  • DermNet NZ is an online resource about skin diseases developed by the New Zealand Dermatological Society Incorporated. DermNet NZ provides information about this condition.
  • MedlinePlus was designed by the National Library of Medicine to help you research your health questions, and it provides more information about this topic.
  • The Merck Manuals Online Medical Library provides information on this condition for patients and caregivers. 
  • A Positive Exposure program called FRAME has an educational film about albinism that was created to change how medical information is presented to healthcare professionals. FRAME stands for Faces Redefining the Art of Medical Education. Positive Exposure is an organization that uses photography, film, and narrative to transform public perceptions of people living with genetic, physical, intellectual, and behavioral differences.

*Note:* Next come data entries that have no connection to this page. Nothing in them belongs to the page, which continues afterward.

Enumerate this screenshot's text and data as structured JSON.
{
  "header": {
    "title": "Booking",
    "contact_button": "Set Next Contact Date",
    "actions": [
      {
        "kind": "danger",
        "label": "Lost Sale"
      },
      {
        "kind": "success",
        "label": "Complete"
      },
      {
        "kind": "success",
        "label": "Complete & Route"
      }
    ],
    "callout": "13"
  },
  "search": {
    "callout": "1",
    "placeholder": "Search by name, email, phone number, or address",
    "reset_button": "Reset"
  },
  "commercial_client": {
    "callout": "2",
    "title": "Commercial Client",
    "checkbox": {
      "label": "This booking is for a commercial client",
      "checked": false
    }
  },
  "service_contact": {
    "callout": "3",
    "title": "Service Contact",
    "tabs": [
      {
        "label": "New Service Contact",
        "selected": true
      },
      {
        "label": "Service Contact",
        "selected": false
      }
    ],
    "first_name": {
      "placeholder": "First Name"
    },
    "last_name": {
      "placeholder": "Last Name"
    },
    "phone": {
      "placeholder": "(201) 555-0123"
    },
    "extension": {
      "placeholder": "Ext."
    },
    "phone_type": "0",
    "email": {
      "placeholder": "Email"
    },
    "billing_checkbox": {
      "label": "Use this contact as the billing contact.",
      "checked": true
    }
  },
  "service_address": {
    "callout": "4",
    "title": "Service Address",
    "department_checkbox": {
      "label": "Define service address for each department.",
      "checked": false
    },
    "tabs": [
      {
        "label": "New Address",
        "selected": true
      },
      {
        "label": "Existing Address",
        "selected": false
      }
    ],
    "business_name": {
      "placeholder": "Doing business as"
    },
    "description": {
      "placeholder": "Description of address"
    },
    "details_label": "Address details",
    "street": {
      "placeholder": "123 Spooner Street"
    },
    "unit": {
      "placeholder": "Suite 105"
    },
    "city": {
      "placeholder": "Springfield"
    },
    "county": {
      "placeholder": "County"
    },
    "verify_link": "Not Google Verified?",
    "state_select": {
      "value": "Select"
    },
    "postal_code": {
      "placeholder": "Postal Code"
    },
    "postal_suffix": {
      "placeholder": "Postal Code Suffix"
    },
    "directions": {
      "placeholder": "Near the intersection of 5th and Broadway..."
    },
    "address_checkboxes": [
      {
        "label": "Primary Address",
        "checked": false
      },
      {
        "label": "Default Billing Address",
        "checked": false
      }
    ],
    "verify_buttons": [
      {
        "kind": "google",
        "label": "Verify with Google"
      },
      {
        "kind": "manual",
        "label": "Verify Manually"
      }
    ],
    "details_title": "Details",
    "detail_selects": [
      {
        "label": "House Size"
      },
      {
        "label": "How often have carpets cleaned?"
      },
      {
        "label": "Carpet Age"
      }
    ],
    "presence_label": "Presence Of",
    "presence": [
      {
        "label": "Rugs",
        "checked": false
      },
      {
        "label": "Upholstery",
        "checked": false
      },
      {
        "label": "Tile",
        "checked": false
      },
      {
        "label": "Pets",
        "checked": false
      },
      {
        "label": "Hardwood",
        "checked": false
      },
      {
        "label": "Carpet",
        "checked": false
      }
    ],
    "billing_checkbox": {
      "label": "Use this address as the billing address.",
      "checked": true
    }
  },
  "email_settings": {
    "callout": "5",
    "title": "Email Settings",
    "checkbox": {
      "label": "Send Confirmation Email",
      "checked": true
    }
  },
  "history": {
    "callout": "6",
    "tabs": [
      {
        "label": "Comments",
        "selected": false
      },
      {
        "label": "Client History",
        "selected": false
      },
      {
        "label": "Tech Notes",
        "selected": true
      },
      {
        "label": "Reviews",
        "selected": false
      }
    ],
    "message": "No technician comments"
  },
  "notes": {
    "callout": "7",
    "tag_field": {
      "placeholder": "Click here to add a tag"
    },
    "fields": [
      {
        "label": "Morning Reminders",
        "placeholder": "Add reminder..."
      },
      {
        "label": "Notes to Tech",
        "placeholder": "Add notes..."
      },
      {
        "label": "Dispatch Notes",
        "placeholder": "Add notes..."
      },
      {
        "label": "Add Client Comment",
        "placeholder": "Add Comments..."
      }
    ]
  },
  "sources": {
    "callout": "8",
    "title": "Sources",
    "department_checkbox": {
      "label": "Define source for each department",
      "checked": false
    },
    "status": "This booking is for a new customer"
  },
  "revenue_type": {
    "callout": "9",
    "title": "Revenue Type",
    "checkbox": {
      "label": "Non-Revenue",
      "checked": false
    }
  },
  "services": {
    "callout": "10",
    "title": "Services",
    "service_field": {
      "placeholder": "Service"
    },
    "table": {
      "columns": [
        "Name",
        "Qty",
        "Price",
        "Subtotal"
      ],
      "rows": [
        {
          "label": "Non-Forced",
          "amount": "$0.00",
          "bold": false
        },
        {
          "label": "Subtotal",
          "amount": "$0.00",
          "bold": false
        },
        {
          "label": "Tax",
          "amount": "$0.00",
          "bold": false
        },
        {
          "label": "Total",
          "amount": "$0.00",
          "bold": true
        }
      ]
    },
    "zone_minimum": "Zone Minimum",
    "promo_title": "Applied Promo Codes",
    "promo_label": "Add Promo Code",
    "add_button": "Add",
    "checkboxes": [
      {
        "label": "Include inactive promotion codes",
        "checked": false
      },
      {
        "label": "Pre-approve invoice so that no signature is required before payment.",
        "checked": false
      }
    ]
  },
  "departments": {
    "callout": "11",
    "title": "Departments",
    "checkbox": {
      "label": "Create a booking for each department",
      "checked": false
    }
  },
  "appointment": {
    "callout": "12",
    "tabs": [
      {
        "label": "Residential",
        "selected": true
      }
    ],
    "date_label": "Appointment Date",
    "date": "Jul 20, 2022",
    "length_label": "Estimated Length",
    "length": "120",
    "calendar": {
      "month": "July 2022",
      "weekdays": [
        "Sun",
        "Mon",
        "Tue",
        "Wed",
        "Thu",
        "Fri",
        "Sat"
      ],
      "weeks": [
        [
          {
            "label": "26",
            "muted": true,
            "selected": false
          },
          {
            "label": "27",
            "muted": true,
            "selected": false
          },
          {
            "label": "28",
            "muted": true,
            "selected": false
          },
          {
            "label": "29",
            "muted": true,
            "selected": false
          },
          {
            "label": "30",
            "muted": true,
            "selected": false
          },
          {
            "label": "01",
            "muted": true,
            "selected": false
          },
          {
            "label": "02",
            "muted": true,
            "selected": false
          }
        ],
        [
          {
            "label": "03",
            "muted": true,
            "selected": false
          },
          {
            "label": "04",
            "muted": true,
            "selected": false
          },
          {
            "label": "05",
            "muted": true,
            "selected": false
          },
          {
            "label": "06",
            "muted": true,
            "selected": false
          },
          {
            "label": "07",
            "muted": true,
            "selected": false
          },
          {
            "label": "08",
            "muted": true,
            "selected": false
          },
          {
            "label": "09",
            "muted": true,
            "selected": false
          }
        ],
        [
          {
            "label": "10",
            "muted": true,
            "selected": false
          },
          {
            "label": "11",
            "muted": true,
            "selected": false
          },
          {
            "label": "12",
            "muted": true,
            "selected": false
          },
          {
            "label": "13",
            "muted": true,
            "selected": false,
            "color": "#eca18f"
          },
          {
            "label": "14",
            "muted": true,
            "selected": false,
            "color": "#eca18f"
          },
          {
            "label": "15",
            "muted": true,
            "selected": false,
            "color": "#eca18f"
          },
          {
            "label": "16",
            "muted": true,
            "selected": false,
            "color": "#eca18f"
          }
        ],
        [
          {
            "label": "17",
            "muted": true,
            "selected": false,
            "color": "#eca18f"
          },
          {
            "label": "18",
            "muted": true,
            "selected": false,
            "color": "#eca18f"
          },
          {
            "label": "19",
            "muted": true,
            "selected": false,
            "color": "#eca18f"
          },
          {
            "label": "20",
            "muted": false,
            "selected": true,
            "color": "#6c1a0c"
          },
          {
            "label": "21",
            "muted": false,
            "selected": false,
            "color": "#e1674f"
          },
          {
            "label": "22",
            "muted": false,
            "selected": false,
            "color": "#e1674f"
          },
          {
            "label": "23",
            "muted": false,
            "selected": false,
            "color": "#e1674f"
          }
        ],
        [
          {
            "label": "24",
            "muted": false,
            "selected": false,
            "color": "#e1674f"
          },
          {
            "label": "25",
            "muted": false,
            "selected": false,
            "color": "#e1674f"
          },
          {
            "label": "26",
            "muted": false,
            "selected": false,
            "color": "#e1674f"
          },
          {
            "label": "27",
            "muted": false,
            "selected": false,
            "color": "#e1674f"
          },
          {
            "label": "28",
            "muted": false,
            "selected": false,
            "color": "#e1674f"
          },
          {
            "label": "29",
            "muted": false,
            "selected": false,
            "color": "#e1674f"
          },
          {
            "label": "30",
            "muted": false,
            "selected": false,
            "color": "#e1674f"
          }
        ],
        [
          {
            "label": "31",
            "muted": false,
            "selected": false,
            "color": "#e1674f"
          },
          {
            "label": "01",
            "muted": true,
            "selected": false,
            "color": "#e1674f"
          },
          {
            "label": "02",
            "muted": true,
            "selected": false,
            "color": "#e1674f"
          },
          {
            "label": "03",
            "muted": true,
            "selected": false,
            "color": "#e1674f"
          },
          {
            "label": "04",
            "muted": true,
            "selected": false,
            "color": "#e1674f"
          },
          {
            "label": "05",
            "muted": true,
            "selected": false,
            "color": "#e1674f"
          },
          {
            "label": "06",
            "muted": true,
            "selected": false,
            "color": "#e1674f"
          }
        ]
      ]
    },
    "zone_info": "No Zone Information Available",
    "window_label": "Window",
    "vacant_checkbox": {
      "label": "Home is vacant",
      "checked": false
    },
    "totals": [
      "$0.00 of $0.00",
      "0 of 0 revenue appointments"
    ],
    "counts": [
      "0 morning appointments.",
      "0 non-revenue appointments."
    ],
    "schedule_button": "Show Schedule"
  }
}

In Depth Information

  • Medscape Reference provides information on this topic. You may need to register to view the medical textbook, but registration is free.
  • The Monarch Initiative brings together data about this condition from humans and other species to help physicians and biomedical researchers. Monarch’s tools are designed to make it easier to compare the signs and symptoms (phenotypes) of different diseases and discover common features. This initiative is a collaboration between several academic institutions across the world and is funded by the National Institutes of Health. Visit the website to explore the biology of this condition.
  • PubMed is a searchable database of medical literature and lists journal articles that discuss Albinism. Click on the link to view a sample search on this topic.
See Disclaimer regarding information on this site. Some links on this page may take you to organizations outside of the National Institutes of Health.